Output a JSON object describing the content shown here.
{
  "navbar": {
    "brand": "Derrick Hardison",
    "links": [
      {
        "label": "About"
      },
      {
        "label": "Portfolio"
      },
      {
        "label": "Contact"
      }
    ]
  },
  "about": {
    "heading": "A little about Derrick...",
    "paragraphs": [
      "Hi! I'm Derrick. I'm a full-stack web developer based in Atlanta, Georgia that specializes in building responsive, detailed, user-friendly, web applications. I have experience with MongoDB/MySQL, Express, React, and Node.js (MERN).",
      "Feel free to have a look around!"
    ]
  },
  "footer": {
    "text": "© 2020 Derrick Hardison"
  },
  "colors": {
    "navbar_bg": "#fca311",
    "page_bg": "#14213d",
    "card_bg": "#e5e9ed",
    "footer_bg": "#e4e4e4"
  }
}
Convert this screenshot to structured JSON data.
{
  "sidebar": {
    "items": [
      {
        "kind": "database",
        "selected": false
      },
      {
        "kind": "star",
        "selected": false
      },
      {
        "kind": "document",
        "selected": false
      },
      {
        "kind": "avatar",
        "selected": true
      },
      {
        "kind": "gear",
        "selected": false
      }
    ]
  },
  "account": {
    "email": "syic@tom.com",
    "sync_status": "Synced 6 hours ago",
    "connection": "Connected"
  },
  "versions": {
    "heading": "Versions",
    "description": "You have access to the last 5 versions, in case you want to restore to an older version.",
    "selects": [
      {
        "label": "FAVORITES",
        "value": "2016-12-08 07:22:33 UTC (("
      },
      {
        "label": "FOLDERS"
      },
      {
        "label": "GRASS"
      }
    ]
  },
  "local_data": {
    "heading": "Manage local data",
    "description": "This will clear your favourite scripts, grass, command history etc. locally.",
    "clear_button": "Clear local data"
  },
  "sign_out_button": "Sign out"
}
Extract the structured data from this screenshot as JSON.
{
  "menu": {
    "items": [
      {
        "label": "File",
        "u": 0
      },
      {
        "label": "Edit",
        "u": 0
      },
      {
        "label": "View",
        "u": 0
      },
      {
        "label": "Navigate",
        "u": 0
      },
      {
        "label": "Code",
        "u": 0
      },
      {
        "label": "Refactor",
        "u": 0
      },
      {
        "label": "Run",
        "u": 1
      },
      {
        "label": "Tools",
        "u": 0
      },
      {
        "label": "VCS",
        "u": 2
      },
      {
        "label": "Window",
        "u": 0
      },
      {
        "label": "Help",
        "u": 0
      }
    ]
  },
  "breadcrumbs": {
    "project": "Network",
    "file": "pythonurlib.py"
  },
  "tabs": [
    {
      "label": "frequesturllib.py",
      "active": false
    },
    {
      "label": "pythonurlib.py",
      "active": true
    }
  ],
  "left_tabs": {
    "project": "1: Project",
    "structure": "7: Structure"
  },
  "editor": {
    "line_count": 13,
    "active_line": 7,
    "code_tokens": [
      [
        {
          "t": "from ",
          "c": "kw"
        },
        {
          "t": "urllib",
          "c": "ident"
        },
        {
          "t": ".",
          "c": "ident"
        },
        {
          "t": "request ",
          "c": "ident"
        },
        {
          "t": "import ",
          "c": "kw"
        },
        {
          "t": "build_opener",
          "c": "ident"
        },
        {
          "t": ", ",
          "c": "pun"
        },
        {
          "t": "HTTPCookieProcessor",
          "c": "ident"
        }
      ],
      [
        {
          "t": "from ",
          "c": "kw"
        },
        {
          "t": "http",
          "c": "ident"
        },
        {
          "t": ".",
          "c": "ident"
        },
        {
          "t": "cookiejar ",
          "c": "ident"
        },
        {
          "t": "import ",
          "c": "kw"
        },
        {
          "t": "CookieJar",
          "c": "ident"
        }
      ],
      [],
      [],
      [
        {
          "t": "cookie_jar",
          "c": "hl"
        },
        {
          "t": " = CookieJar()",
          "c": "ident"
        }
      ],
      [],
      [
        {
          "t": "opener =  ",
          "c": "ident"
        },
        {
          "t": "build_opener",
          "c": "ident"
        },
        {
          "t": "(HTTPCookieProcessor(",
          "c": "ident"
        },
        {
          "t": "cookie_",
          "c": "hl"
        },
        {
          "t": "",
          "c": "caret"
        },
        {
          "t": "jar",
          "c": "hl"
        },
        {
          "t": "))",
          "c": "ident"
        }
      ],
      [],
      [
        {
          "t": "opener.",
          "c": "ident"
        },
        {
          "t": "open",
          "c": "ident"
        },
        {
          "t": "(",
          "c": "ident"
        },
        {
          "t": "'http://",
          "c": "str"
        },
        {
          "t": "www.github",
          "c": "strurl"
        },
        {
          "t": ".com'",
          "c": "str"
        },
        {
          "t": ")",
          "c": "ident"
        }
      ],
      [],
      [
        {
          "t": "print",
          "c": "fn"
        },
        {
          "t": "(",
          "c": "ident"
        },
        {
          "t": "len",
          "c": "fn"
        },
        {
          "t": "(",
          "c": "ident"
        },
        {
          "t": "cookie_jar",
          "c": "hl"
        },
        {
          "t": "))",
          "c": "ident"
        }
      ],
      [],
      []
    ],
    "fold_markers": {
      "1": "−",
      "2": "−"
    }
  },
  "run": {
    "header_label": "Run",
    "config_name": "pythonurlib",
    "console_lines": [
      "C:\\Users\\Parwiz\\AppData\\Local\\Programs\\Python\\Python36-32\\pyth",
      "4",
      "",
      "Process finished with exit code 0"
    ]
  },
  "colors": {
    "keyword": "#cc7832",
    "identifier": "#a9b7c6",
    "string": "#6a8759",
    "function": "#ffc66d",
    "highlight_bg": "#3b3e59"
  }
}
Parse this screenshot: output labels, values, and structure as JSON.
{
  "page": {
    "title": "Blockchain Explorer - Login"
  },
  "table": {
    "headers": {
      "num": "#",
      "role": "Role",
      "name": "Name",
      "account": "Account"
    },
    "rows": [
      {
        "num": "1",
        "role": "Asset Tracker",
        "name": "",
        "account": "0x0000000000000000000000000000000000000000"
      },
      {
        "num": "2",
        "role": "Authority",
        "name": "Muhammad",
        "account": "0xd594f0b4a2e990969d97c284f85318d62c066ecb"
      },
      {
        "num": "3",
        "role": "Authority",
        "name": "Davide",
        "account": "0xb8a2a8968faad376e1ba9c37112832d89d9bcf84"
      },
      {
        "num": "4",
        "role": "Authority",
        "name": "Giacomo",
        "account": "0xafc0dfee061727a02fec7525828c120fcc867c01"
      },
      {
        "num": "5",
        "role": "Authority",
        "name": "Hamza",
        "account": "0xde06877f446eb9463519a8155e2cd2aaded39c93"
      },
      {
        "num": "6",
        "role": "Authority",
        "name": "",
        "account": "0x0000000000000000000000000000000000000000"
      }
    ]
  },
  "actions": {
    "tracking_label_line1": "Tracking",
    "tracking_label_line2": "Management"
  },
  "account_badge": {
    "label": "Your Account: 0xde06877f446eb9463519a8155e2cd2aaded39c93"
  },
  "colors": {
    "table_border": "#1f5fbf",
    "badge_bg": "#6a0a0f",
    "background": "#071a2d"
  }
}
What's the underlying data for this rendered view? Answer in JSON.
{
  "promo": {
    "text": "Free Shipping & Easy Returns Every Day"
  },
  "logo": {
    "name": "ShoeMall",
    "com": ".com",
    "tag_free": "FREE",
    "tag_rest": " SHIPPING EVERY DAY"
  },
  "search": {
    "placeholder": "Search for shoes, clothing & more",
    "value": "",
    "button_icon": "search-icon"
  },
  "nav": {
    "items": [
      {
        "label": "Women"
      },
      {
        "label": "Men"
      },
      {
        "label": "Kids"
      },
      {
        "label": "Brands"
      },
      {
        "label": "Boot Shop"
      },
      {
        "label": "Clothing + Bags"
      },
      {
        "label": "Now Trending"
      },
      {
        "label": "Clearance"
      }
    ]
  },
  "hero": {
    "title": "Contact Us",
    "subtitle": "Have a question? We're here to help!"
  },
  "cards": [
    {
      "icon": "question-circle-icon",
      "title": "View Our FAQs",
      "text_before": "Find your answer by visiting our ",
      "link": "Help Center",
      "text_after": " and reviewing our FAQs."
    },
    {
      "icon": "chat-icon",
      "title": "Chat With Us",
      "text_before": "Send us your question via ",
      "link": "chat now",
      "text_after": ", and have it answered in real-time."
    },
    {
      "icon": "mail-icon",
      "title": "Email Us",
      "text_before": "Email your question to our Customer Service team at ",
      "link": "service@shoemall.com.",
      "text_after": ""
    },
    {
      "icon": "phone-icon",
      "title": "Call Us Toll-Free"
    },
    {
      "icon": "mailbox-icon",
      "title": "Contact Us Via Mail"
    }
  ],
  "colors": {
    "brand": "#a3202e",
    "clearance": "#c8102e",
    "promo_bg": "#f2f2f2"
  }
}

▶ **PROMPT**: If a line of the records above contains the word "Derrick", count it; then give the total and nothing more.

▶ **RESPONSE FOR THIS EXERCISE**: 4